Plant Biology Program
University of California
Davis, California 95616

Phone: (530) 752-8284

Email: amsherwood [at]


Graduate Student


1998-2002: B.S. Botany, Washington State University

Research Interest:

The potential for sympatric population subdivision when a varying selective pressure is applied to a pan-mictic population

Research Summary:

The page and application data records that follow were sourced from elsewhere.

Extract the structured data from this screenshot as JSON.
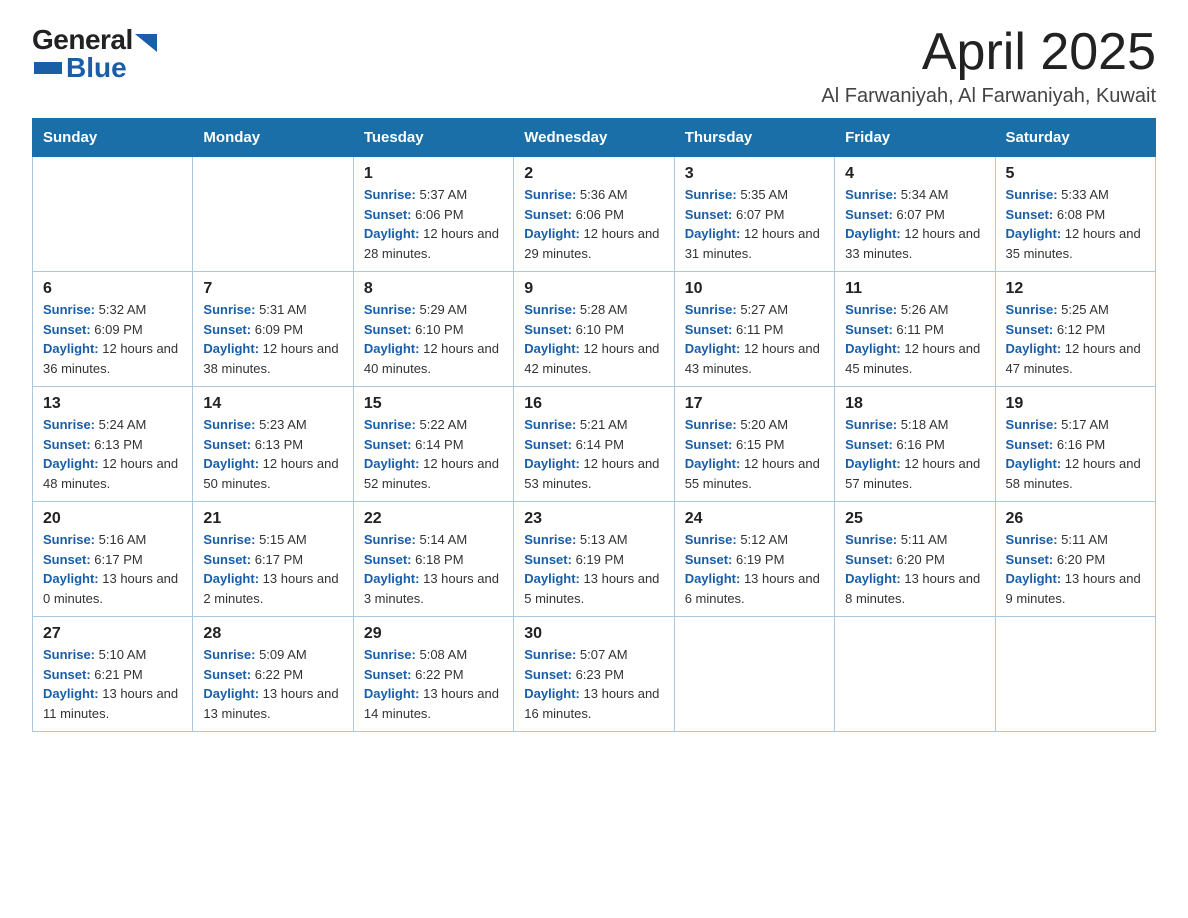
{
  "logo": {
    "general": "General",
    "blue": "Blue",
    "arrow_color": "#1a5ea8"
  },
  "title": {
    "main": "April 2025",
    "sub": "Al Farwaniyah, Al Farwaniyah, Kuwait"
  },
  "weekdays": [
    "Sunday",
    "Monday",
    "Tuesday",
    "Wednesday",
    "Thursday",
    "Friday",
    "Saturday"
  ],
  "weeks": [
    [
      {
        "num": "",
        "sunrise": "",
        "sunset": "",
        "daylight": ""
      },
      {
        "num": "",
        "sunrise": "",
        "sunset": "",
        "daylight": ""
      },
      {
        "num": "1",
        "sunrise": "5:37 AM",
        "sunset": "6:06 PM",
        "daylight": "12 hours and 28 minutes."
      },
      {
        "num": "2",
        "sunrise": "5:36 AM",
        "sunset": "6:06 PM",
        "daylight": "12 hours and 29 minutes."
      },
      {
        "num": "3",
        "sunrise": "5:35 AM",
        "sunset": "6:07 PM",
        "daylight": "12 hours and 31 minutes."
      },
      {
        "num": "4",
        "sunrise": "5:34 AM",
        "sunset": "6:07 PM",
        "daylight": "12 hours and 33 minutes."
      },
      {
        "num": "5",
        "sunrise": "5:33 AM",
        "sunset": "6:08 PM",
        "daylight": "12 hours and 35 minutes."
      }
    ],
    [
      {
        "num": "6",
        "sunrise": "5:32 AM",
        "sunset": "6:09 PM",
        "daylight": "12 hours and 36 minutes."
      },
      {
        "num": "7",
        "sunrise": "5:31 AM",
        "sunset": "6:09 PM",
        "daylight": "12 hours and 38 minutes."
      },
      {
        "num": "8",
        "sunrise": "5:29 AM",
        "sunset": "6:10 PM",
        "daylight": "12 hours and 40 minutes."
      },
      {
        "num": "9",
        "sunrise": "5:28 AM",
        "sunset": "6:10 PM",
        "daylight": "12 hours and 42 minutes."
      },
      {
        "num": "10",
        "sunrise": "5:27 AM",
        "sunset": "6:11 PM",
        "daylight": "12 hours and 43 minutes."
      },
      {
        "num": "11",
        "sunrise": "5:26 AM",
        "sunset": "6:11 PM",
        "daylight": "12 hours and 45 minutes."
      },
      {
        "num": "12",
        "sunrise": "5:25 AM",
        "sunset": "6:12 PM",
        "daylight": "12 hours and 47 minutes."
      }
    ],
    [
      {
        "num": "13",
        "sunrise": "5:24 AM",
        "sunset": "6:13 PM",
        "daylight": "12 hours and 48 minutes."
      },
      {
        "num": "14",
        "sunrise": "5:23 AM",
        "sunset": "6:13 PM",
        "daylight": "12 hours and 50 minutes."
      },
      {
        "num": "15",
        "sunrise": "5:22 AM",
        "sunset": "6:14 PM",
        "daylight": "12 hours and 52 minutes."
      },
      {
        "num": "16",
        "sunrise": "5:21 AM",
        "sunset": "6:14 PM",
        "daylight": "12 hours and 53 minutes."
      },
      {
        "num": "17",
        "sunrise": "5:20 AM",
        "sunset": "6:15 PM",
        "daylight": "12 hours and 55 minutes."
      },
      {
        "num": "18",
        "sunrise": "5:18 AM",
        "sunset": "6:16 PM",
        "daylight": "12 hours and 57 minutes."
      },
      {
        "num": "19",
        "sunrise": "5:17 AM",
        "sunset": "6:16 PM",
        "daylight": "12 hours and 58 minutes."
      }
    ],
    [
      {
        "num": "20",
        "sunrise": "5:16 AM",
        "sunset": "6:17 PM",
        "daylight": "13 hours and 0 minutes."
      },
      {
        "num": "21",
        "sunrise": "5:15 AM",
        "sunset": "6:17 PM",
        "daylight": "13 hours and 2 minutes."
      },
      {
        "num": "22",
        "sunrise": "5:14 AM",
        "sunset": "6:18 PM",
        "daylight": "13 hours and 3 minutes."
      },
      {
        "num": "23",
        "sunrise": "5:13 AM",
        "sunset": "6:19 PM",
        "daylight": "13 hours and 5 minutes."
      },
      {
        "num": "24",
        "sunrise": "5:12 AM",
        "sunset": "6:19 PM",
        "daylight": "13 hours and 6 minutes."
      },
      {
        "num": "25",
        "sunrise": "5:11 AM",
        "sunset": "6:20 PM",
        "daylight": "13 hours and 8 minutes."
      },
      {
        "num": "26",
        "sunrise": "5:11 AM",
        "sunset": "6:20 PM",
        "daylight": "13 hours and 9 minutes."
      }
    ],
    [
      {
        "num": "27",
        "sunrise": "5:10 AM",
        "sunset": "6:21 PM",
        "daylight": "13 hours and 11 minutes."
      },
      {
        "num": "28",
        "sunrise": "5:09 AM",
        "sunset": "6:22 PM",
        "daylight": "13 hours and 13 minutes."
      },
      {
        "num": "29",
        "sunrise": "5:08 AM",
        "sunset": "6:22 PM",
        "daylight": "13 hours and 14 minutes."
      },
      {
        "num": "30",
        "sunrise": "5:07 AM",
        "sunset": "6:23 PM",
        "daylight": "13 hours and 16 minutes."
      },
      {
        "num": "",
        "sunrise": "",
        "sunset": "",
        "daylight": ""
      },
      {
        "num": "",
        "sunrise": "",
        "sunset": "",
        "daylight": ""
      },
      {
        "num": "",
        "sunrise": "",
        "sunset": "",
        "daylight": ""
      }
    ]
  ],
  "labels": {
    "sunrise": "Sunrise:",
    "sunset": "Sunset:",
    "daylight": "Daylight:"
  }
}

Glyphosate (the active ingredient in Roundup) is a commonly used broad spectrum herbicide. It is also a potent selection agent, since 1996 seven different weed species have evolved resistance to glyphosate. One of the species, Lolium rigidum (ryegrass), is a common agricultural and wildland weed in California. Populations of Lolium with glyphosate resistance were first identified within California in 1998. Resistance has since spread throughout the Sacramento Valley. Surprisingly, given the strong selection pressure of glyphosate, many susceptible populations remain. This suggests that herbicide resistance carries a cost, and within non treated habitats susceptible plants are more fit. Using SSR (simple sequence repeats) markers I am testing if the Central Valley population of Lolium is divided into discrete subpopulations. Given the location of population subdivision, I will then test if the subpopulation boundaries are correlated with the presence of glyphosate and/or R or S phenotype.